New York: Classic Publishing Company, 1912. New Richmond. Hardcover. Six small volumes (6 1/4" x 4"), red cloth-covered boards, with gilt lettering to spines. The final (6th volume) presents Poe's poetry.
Volumes IV and V show a slightly separated front hinge, but volumes are still tightly bound. A solid and compact
reading set of Poe's works, One of two volumes easily pocketable for reading whilst traveling. Publication date listed may not be exact. No date shown. Very Good Plus. Item #84880
"...Despite Poe's undisciplined, wayward, and in the main, somewhat vagabond life, it is easy to understand how it is that this erratic but clever literary craftsman, who was the contemporary of Irving, Hawthorne, Bryant, N.P. Willis, and Fenimore Cooper in the first half of the last century, still keeps his hold upon the public mind and attracts and interests the scholar and student of letters.
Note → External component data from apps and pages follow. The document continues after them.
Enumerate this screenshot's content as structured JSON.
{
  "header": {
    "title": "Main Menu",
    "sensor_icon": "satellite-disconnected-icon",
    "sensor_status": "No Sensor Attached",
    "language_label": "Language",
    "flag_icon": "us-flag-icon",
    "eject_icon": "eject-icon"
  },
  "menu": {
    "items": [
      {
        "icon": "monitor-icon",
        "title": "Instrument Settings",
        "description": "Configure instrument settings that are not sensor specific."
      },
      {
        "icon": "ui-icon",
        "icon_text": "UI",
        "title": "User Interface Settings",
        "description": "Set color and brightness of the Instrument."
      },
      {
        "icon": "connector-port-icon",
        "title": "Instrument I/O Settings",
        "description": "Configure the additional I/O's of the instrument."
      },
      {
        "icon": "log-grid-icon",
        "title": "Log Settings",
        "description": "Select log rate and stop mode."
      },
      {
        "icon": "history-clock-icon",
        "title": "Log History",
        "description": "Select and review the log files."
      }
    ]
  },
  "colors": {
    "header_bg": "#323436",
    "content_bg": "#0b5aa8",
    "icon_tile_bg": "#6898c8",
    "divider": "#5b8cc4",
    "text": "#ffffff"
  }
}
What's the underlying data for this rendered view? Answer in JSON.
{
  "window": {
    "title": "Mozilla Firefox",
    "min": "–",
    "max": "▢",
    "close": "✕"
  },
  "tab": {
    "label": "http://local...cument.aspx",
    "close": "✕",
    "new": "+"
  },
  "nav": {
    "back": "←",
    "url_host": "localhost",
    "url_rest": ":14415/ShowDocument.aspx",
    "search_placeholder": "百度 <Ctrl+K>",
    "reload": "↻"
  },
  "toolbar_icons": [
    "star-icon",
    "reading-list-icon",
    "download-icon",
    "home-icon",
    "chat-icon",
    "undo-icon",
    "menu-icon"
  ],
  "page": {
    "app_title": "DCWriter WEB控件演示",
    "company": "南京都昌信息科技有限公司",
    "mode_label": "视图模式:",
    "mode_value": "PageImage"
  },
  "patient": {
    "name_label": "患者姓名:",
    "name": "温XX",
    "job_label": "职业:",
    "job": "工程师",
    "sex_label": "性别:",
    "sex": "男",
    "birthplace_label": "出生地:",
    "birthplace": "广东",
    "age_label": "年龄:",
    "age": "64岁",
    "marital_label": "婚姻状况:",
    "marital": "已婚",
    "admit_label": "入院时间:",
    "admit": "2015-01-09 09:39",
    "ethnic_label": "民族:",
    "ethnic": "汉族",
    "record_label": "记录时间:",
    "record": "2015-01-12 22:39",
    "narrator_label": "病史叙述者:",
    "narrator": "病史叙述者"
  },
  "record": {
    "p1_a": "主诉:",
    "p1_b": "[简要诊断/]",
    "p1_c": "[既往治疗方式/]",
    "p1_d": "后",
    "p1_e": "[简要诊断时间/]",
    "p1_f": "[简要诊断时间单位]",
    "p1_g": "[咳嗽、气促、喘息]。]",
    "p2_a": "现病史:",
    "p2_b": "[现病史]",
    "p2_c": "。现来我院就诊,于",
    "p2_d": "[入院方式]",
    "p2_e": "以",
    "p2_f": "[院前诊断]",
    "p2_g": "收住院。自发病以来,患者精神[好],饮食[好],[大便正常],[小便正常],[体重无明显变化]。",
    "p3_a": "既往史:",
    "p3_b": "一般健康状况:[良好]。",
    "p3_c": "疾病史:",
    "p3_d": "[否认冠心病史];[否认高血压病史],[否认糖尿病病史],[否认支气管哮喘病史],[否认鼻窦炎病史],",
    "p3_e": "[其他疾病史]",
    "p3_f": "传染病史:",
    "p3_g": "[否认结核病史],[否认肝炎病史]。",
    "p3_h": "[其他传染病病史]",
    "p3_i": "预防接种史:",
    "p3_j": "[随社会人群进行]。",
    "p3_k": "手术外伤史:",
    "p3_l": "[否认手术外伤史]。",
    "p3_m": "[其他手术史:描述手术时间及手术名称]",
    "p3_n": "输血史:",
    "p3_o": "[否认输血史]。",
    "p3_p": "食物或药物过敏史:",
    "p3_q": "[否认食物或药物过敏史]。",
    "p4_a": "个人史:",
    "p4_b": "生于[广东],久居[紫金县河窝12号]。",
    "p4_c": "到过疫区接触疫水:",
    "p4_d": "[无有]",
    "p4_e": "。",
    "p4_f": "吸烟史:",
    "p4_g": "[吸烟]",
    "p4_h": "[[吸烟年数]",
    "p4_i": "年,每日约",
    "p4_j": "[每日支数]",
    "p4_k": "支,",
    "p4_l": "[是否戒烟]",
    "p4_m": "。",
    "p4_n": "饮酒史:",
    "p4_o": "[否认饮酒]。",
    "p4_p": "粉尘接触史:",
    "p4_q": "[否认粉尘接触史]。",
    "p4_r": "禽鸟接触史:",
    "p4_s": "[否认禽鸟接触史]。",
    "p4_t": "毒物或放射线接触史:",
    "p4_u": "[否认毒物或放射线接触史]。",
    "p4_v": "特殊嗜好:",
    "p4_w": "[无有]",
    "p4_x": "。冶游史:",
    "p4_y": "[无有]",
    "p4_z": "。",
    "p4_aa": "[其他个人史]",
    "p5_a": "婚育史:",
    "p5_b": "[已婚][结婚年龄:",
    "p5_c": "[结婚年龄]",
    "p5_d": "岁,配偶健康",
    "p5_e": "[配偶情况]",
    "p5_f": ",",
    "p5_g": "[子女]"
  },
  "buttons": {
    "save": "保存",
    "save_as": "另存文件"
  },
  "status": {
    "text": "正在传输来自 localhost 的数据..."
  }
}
This gifted American writer, who was among the first of our literary men to reveal unmistakable genius in his work, had not only the poet's warmth and passion, with great technical dexterity in weaving his musical rhymes, but also possessed, in an eminent degree, the art of constructing weird romances and eerie short stories full of imaginative power and enthralling phantasmagoric effects. Naturally artistic in temperament and instinct, his shiftless life, morally frail nature, and tempest-tossed moods, made much of his work obviously uneven; while his intellectual acuteness not infrequently overshoots the mark and. maes not a little of what he turned out mystically fanciful and at times ghoulish and unwholesomely morbid...".
(From James Russell Lowell's biographical sketch of Poe, which appears in the first volume).